A fairground organ is a pipe organ designed for use in a commercial, public fairground setting to provide loud music to accompany fairground rides and attractions, mostly used on merry-go-rounds. Unlike organs intended for indoor use, they are designed to produce a large volume of sound to be heard over and above the noise of crowds of people and fairground machinery.
The organ chassis was typically provided with an ornate and florid decorative case façade designed to be a further fairground attraction in its own right as with all fairground equipment. The ornate case façades frequently had different instruments such as a Glockenspiel or Drums that provide visual entertainment as they played.
There were often ornate human figures such as a conductor whose arm moved in time to the music or women whose arms would strike bells. The mechanics to accomplish this motion were quite intricate and provided a pleasant visual experience in addition to the music. The organs were constructed so as to be able to produce the popular music of the period.
Fairground organs were designed to mimic the musical capabilities of a typical human band.

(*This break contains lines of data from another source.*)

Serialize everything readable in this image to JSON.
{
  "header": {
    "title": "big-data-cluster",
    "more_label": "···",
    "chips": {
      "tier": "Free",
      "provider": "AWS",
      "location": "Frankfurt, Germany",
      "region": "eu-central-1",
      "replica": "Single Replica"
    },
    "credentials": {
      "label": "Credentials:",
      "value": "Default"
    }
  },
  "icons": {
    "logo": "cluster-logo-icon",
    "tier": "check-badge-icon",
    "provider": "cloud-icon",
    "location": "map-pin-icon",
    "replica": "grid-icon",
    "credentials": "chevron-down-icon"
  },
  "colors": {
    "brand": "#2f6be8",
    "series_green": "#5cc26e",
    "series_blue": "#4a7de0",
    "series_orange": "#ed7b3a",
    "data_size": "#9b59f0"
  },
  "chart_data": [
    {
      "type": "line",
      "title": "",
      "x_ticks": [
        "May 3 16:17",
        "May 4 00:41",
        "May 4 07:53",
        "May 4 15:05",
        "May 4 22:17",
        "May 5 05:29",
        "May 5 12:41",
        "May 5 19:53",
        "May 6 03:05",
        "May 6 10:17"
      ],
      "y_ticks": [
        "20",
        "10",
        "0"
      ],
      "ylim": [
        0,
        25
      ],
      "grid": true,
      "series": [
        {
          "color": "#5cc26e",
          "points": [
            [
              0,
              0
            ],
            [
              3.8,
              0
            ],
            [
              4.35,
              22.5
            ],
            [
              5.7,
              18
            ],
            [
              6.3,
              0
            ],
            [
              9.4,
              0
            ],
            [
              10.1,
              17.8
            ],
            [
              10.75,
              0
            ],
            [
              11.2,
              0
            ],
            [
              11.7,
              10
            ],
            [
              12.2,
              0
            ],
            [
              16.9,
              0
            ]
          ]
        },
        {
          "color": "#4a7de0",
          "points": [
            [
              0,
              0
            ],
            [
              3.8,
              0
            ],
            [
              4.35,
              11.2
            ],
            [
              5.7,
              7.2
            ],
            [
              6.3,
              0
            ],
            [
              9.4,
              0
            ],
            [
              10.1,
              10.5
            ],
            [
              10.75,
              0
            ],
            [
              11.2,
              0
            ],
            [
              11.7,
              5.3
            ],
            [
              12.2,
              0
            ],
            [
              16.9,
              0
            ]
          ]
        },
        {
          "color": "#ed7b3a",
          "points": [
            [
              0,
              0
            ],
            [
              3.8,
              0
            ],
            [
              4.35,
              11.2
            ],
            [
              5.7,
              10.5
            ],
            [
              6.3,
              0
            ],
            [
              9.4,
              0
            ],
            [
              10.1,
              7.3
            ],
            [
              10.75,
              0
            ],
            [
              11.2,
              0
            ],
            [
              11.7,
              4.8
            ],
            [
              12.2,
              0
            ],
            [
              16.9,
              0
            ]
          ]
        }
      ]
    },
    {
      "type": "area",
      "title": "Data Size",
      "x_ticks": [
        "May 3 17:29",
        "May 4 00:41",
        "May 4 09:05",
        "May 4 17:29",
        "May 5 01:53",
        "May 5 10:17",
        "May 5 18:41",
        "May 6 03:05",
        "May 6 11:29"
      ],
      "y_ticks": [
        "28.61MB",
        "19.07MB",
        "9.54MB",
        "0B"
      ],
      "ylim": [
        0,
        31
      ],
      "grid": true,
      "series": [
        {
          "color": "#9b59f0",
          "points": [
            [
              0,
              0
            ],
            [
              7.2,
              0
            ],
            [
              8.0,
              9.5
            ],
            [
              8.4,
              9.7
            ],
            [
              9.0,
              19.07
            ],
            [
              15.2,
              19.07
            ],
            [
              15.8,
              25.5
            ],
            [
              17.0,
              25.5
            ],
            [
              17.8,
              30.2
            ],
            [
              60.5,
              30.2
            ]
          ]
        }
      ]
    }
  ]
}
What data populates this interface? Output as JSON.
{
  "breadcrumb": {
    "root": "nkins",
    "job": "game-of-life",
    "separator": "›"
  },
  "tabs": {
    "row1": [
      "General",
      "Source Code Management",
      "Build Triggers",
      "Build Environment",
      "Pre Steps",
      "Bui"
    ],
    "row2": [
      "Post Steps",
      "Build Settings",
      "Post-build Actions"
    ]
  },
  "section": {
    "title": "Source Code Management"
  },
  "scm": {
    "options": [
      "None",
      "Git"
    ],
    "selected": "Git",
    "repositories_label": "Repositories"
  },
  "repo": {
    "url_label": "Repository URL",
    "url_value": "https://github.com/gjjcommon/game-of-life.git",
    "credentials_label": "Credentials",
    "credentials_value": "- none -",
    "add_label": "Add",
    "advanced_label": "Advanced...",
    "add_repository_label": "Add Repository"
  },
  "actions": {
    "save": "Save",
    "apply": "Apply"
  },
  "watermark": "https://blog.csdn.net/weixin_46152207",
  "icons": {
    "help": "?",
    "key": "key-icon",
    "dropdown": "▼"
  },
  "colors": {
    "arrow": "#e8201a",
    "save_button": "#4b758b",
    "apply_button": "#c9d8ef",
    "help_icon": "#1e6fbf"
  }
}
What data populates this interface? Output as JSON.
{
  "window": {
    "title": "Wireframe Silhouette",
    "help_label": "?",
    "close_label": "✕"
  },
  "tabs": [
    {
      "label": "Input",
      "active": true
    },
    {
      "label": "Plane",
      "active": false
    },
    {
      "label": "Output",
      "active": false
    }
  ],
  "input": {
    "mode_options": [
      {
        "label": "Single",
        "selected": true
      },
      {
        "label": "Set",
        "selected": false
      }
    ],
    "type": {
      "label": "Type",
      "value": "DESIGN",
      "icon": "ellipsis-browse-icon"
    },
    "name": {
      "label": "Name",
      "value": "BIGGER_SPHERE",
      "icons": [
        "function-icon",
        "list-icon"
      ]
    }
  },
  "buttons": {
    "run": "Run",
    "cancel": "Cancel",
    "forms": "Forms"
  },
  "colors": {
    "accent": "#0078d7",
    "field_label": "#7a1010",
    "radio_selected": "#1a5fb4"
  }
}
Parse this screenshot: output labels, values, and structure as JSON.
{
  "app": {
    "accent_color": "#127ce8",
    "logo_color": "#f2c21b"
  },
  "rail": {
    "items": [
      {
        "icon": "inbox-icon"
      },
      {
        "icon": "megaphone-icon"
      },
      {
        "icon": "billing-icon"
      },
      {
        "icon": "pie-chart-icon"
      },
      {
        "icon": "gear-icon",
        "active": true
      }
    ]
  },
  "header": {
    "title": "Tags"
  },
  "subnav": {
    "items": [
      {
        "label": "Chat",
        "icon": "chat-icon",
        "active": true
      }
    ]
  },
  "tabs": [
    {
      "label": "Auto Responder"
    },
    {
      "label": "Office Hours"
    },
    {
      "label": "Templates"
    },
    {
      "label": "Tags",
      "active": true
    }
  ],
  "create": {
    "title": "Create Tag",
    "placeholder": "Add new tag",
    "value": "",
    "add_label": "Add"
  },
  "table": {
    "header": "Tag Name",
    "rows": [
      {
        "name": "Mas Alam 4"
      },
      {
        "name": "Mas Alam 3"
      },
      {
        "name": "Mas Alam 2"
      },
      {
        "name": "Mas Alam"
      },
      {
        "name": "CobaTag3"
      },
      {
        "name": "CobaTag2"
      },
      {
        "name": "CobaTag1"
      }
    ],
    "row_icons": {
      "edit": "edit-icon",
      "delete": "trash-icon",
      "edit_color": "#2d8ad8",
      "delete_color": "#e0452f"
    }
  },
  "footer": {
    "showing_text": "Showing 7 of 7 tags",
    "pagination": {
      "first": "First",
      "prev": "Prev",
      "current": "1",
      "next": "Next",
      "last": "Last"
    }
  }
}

For this reason, they are known as band organs in the US. Watch this video of a 1905 Marenghi organ playing the Queen classic, “Bohemian Rhapsody.” The classic old sounds of the organ put an antiquated spin on the pop classic. You won’t believe how marvelous it sounds, even after all these years!